Planning a Staff Christmas Party? How to avoid The Christmas Party Tax!


It’s the Grinch of end of year celebrations – having to pay Fringe Benefit Tax for putting on a staff Christmas party!

How can I owe tax if I put on a staff Christmas party? Surely you should be able to claim a tax deduction for the expense of dining and wining my entire team?


The ATO doesn’t have a special category for Christmas parties, and “providing entertainment” to your employees can be considered a benefit, which in turn can attract FBT obligations.

The ATO considers “providing entertainment” as the following:

  • providing entertainment by way of food, drink or recreation,
  • providing accommodation or travel in connection with such entertainment, or
  • paying or reimbursing expenses incurred in obtaining something covered by the above points.

As you can see, Christmas parties well and truly hit those criteria.

When does FBT not apply:

  • If the entertainment is provided on a working day,

AND

  • On your business premises,

AND

  • Only used by current employees.


But, can I at least claim a tax deduction for the cost?

The cost of providing a Christmas party is income tax deductible only to the extent that it is subject to FBT. That means any costs that are exempt from FBT can’t be claimed as an income tax deduction (this is why it’s important to talk to a professional).

It’s worth noting that the costs of entertaining clients (rather than staff) are not subject to FBT, but are also not income tax deductible.


Location Matters - Examples from the ATO: 

Your “Christmas Party Tax” obligations will differ depending on whether the party is held on business premises or not. Holding your Christmas party offsite somewhere like a restaurant, will bring about a taxable fringe benefit for employees and any family or friends they bring along, unless the benefits are considered “exempt minor benefits”. See the examples below for a direct comparison.

 

Example 1 – The party is held on business premises

“A small manufacturing company decides to have a party on its business premises on a working day before Christmas. The company provides food, beer and wine.”

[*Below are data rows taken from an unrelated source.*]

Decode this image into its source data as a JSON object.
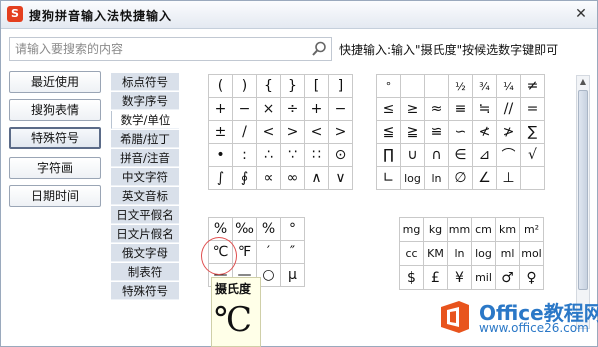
{
  "window": {
    "title": "搜狗拼音输入法快捷输入",
    "app_icon_letter": "S",
    "close_glyph": "✕"
  },
  "search": {
    "placeholder": "请输入要搜索的内容",
    "icon": "search-icon"
  },
  "hint": "快捷输入:输入\"摄氏度\"按候选数字键即可",
  "left_nav": [
    {
      "label": "最近使用",
      "active": false
    },
    {
      "label": "搜狗表情",
      "active": false
    },
    {
      "label": "特殊符号",
      "active": true
    },
    {
      "label": "字符画",
      "active": false
    },
    {
      "label": "日期时间",
      "active": false
    }
  ],
  "categories": [
    {
      "label": "标点符号",
      "active": false
    },
    {
      "label": "数字序号",
      "active": false
    },
    {
      "label": "数学/单位",
      "active": true
    },
    {
      "label": "希腊/拉丁",
      "active": false
    },
    {
      "label": "拼音/注音",
      "active": false
    },
    {
      "label": "中文字符",
      "active": false
    },
    {
      "label": "英文音标",
      "active": false
    },
    {
      "label": "日文平假名",
      "active": false
    },
    {
      "label": "日文片假名",
      "active": false
    },
    {
      "label": "俄文字母",
      "active": false
    },
    {
      "label": "制表符",
      "active": false
    },
    {
      "label": "特殊符号",
      "active": false
    }
  ],
  "grids": {
    "math1": [
      "(",
      ")",
      "{",
      "}",
      "[",
      "]",
      "+",
      "−",
      "×",
      "÷",
      "+",
      "−",
      "±",
      "/",
      "<",
      ">",
      "<",
      ">",
      "•",
      ":",
      "∴",
      "∵",
      "∷",
      "⊙",
      "∫",
      "∮",
      "∝",
      "∞",
      "∧",
      "∨"
    ],
    "math2": [
      "°",
      "",
      "",
      "½",
      "¾",
      "¼",
      "≠",
      "≤",
      "≥",
      "≈",
      "≡",
      "≒",
      "//",
      "=",
      "≦",
      "≧",
      "≌",
      "∽",
      "≮",
      "≯",
      "∑",
      "∏",
      "∪",
      "∩",
      "∈",
      "⊿",
      "⌒",
      "√",
      "∟",
      "log",
      "ln",
      "∅",
      "∠",
      "⊥"
    ],
    "units1": [
      "%",
      "‰",
      "%",
      "°",
      "℃",
      "℉",
      "′",
      "″",
      "—",
      "—",
      "○",
      "μ"
    ],
    "units2": [
      "mg",
      "kg",
      "mm",
      "cm",
      "km",
      "m²",
      "cc",
      "KM",
      "ln",
      "log",
      "ml",
      "mol",
      "$",
      "£",
      "¥",
      "mil",
      "♂",
      "♀"
    ]
  },
  "tooltip": {
    "title": "摄氏度",
    "symbol": "℃"
  },
  "watermark": {
    "name": "Office教程网",
    "url": "www.office26.com",
    "color": "#2b78c7",
    "logo_color": "#e8541d"
  }
}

The implications for the employer in this situation would be...

If…
Then…
current employees only attend
there are no FBT implications as it is an exempt property benefit.
current employees and their associates attend at a cost of $180 per head
  • for employees – there are no FBT implications as it is an exempt property benefit, and the minor benefit exemption could also apply*
  • for associates – there are no FBT implications as the minor benefit exemption applies.*
 
current employees, their associates and some clients attend at a cost of $365 per head
  • for employees – there are no FBT implications as it is an exempt property benefit
  • for associates – a taxable fringe benefit will arise as the value is equal to or more than $300
  • for clients – there is no FBT payable and no income tax deduction.
 

 

Example 2 – The party is held offsite

“Another company decides to hold its Christmas function at a restaurant on a working day before Christmas and provides meals, drinks and entertainment.”

 The implications for the employer in this situation would be...

If…
Then…
current employees only attend at a cost of $195 per head
there are no FBT implications as the minor benefits exemption applies.*
current employees and their associates attend at a cost of $180 per head
there are no FBT implications as the minor benefits exemption applies.*
current employees, their associates and clients attend at a cost of $365 per head
  • for employees – a taxable fringe benefit will arise
  • for associates – a taxable fringe benefit will arise, and
  • for clients – there is no FBT payable and the cost of providing the entertainment is not income tax deductible.
 

* Where the benefits are indicated as qualifying for the minor benefits exemption, it is on the basis that the necessary conditions have been satisfied.

There are so many different tax circumstances that can arise, depending on the nature of your staff events. And that applies all year round, not just with Christmas parties.

We highly recommend you talk to your tax agent about the impact staff functions can have on tax.


Want more advice specific to your situation? Get in touch